- [TASK DESCRIPTION]: Show the lines of the material that contain the word "name".

- [PROVIDED DATA]:
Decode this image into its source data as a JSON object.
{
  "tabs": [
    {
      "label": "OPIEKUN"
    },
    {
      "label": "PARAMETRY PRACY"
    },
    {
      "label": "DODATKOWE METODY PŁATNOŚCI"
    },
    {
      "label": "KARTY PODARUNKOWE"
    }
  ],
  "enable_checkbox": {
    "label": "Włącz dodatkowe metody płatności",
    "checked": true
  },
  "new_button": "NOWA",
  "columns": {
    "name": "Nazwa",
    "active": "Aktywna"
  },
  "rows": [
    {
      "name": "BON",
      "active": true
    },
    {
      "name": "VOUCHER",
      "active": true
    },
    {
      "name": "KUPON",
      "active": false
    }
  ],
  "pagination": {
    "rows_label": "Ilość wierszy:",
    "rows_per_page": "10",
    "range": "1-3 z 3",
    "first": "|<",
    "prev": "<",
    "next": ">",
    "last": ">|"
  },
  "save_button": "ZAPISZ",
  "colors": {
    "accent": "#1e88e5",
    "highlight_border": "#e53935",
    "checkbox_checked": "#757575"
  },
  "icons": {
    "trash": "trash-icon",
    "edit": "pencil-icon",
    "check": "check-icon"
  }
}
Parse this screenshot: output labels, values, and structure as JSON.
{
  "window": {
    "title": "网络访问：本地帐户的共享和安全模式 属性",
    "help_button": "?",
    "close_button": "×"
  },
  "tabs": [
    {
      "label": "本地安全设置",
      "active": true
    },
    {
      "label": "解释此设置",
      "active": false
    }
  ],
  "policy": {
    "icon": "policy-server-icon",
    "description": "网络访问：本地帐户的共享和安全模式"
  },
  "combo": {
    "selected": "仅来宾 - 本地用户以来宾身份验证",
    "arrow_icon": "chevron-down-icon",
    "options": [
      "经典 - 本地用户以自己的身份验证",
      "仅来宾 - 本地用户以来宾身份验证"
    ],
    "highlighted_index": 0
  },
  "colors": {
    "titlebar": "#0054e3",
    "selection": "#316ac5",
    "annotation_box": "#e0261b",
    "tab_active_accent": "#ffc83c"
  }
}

- [ANSWER TO THIS PROBLEM]:
    "name": "Nazwa",
      "name": "BON",
      "name": "VOUCHER",
      "name": "KUPON",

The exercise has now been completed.